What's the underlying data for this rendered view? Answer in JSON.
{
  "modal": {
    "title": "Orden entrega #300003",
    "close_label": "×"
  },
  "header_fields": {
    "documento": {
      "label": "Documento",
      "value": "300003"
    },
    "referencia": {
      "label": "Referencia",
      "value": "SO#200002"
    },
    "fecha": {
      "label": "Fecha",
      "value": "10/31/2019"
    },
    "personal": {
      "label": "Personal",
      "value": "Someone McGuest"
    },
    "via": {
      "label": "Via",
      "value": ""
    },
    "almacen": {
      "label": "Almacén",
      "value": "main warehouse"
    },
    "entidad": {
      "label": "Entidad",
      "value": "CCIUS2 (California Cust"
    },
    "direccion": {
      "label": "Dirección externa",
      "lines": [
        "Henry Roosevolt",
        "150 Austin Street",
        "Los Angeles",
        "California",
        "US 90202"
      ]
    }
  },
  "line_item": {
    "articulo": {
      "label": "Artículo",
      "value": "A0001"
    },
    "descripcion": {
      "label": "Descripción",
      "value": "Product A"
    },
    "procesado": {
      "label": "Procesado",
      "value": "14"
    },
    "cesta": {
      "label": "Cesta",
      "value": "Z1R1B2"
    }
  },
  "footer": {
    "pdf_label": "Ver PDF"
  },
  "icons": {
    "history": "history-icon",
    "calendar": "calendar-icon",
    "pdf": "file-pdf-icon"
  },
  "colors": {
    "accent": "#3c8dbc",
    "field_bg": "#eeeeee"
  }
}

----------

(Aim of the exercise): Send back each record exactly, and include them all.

(Output):
What's the underlying data for this rendered view? Answer in JSON.
{
  "modal": {
    "title": "Orden entrega #300003",
    "close_label": "×"
  },
  "header_fields": {
    "documento": {
      "label": "Documento",
      "value": "300003"
    },
    "referencia": {
      "label": "Referencia",
      "value": "SO#200002"
    },
    "fecha": {
      "label": "Fecha",
      "value": "10/31/2019"
    },
    "personal": {
      "label": "Personal",
      "value": "Someone McGuest"
    },
    "via": {
      "label": "Via",
      "value": ""
    },
    "almacen": {
      "label": "Almacén",
      "value": "main warehouse"
    },
    "entidad": {
      "label": "Entidad",
      "value": "CCIUS2 (California Cust"
    },
    "direccion": {
      "label": "Dirección externa",
      "lines": [
        "Henry Roosevolt",
        "150 Austin Street",
        "Los Angeles",
        "California",
        "US 90202"
      ]
    }
  },
  "line_item": {
    "articulo": {
      "label": "Artículo",
      "value": "A0001"
    },
    "descripcion": {
      "label": "Descripción",
      "value": "Product A"
    },
    "procesado": {
      "label": "Procesado",
      "value": "14"
    },
    "cesta": {
      "label": "Cesta",
      "value": "Z1R1B2"
    }
  },
  "footer": {
    "pdf_label": "Ver PDF"
  },
  "icons": {
    "history": "history-icon",
    "calendar": "calendar-icon",
    "pdf": "file-pdf-icon"
  },
  "colors": {
    "accent": "#3c8dbc",
    "field_bg": "#eeeeee"
  }
}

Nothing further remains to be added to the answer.